The overall theme of the work is the analysis of the black female body. The premise of the work is the construct of an atypical heroine figure and her journey through the self-discovery of her special abilities. In the "Capture" series I focused on the ephemeral qualities of her thoughts and ideas. Often times you would find our heroine tethered, floating or hovering amid ruins in a post-apocalyptic world.
As the series progressed, the physicality of the heroine's body became more exaggerated and grotesque. She fled the land of destruction and is now hovering in the cosmos. She underwent this internal shedding, much in the way a snake sheds its skin. I became less concerned with rendering the body in its natural form. I was engrossed with creating a figure that was deformed and attractive.

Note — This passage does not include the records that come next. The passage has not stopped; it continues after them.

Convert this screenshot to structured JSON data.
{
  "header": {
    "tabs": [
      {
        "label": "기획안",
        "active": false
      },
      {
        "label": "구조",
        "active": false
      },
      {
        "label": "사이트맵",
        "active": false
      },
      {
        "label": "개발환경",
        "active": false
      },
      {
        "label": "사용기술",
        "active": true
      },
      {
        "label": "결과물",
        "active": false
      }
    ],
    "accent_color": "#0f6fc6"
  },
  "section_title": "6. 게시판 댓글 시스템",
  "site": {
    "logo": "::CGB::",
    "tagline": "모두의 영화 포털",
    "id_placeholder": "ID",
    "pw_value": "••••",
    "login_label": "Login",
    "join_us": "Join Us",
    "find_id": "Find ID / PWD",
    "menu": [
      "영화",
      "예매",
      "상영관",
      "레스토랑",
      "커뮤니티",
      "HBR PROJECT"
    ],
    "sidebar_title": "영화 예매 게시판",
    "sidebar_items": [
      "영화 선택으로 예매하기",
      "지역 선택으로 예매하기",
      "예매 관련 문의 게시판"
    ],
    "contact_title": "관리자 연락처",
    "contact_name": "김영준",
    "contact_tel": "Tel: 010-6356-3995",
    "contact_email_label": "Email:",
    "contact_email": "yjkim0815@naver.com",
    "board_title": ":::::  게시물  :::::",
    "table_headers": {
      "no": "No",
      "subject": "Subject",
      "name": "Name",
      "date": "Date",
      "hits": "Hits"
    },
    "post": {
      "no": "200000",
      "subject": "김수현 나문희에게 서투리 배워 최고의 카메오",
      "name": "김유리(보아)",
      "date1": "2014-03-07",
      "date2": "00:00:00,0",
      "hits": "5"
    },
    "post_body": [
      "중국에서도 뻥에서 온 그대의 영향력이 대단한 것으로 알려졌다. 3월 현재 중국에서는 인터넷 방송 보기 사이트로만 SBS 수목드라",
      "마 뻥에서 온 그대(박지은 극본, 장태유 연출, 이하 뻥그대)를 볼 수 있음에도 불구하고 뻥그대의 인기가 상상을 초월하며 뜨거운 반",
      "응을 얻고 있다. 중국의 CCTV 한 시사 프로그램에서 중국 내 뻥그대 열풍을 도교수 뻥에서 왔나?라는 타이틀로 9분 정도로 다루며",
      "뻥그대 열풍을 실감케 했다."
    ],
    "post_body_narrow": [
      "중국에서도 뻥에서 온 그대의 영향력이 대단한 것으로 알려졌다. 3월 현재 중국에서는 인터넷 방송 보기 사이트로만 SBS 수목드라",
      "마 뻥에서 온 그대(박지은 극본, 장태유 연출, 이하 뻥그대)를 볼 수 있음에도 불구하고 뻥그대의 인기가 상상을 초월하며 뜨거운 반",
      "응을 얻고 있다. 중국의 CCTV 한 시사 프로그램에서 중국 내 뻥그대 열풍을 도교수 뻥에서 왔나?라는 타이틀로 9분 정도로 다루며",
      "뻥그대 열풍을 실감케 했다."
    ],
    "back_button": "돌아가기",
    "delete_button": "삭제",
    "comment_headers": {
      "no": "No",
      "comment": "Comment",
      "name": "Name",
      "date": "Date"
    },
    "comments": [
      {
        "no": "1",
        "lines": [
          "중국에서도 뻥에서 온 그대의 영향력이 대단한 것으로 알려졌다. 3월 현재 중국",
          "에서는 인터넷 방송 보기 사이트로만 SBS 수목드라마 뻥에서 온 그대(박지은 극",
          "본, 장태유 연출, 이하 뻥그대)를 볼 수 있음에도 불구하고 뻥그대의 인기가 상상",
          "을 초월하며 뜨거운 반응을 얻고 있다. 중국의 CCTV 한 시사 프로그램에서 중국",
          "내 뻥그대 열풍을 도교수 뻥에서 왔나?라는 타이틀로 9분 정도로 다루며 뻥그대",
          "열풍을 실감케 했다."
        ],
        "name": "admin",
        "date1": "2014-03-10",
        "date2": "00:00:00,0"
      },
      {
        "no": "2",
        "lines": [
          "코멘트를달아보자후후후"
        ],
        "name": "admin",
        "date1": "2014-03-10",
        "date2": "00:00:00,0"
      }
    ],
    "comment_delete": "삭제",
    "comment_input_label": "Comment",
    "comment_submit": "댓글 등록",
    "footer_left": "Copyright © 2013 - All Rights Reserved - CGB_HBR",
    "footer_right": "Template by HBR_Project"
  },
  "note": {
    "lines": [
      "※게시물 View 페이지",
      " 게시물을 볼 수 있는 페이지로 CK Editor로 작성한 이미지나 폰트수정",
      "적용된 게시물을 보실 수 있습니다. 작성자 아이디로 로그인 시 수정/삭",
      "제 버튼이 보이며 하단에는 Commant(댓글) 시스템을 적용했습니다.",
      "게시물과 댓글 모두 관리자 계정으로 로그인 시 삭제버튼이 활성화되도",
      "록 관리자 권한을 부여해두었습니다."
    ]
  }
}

In the most recent series, "The Burst", the heroine has accepted all the powers that have been bestowed upon her. She now stares back at the viewer and is allowing the viewer into her world. This work is an emptying out, a sort of purge before the heroine can rise fully into her being.
What do you hope to achieve with your work? How do you hope it’s received by viewers?
I have had the privilege to live and experience Black people in three distinct locations: USA, Caribbean and Africa. Through these experiences, I have come to see and understand the common thread regarding the Black female body (as well as what it means to travel and engage in the world as a Black woman). The stereotypes persist in all locales and I have found that my work initiates a dialogue on our perceptions of the Black female body. Thus far, the reception has been positive and supportive.
Where do you see your work headed in the future?
I have a strong interest in creating a series of installations that incorporate video, sound, paintings and sculptures. I'm still formulating how this will work ...but I feel that this is the next logical step for me.
In your opinion, what is the most important thing to keep in mind as a creative?
I feel as an artist you must always stay true to what you believe in and what you do, regardless of what anyone says. I believe you should make the time to nurture yourself and your creative process.
What sets you and your work apart from other artists?
I don't think that anything necessarily sets me apart from any other artists. I'm using readily available materials and I'm painting the figure. Perhaps the only thing that might make me unique is my commitment to live and work in Africa (Ghana & South Africa) and to dismantle the myth that you have to be in NYC in order to be active in the art world. I have had more exhibitions since I moved to Ghana/SA.
Demosthene's work has also been featured on African Digital Art.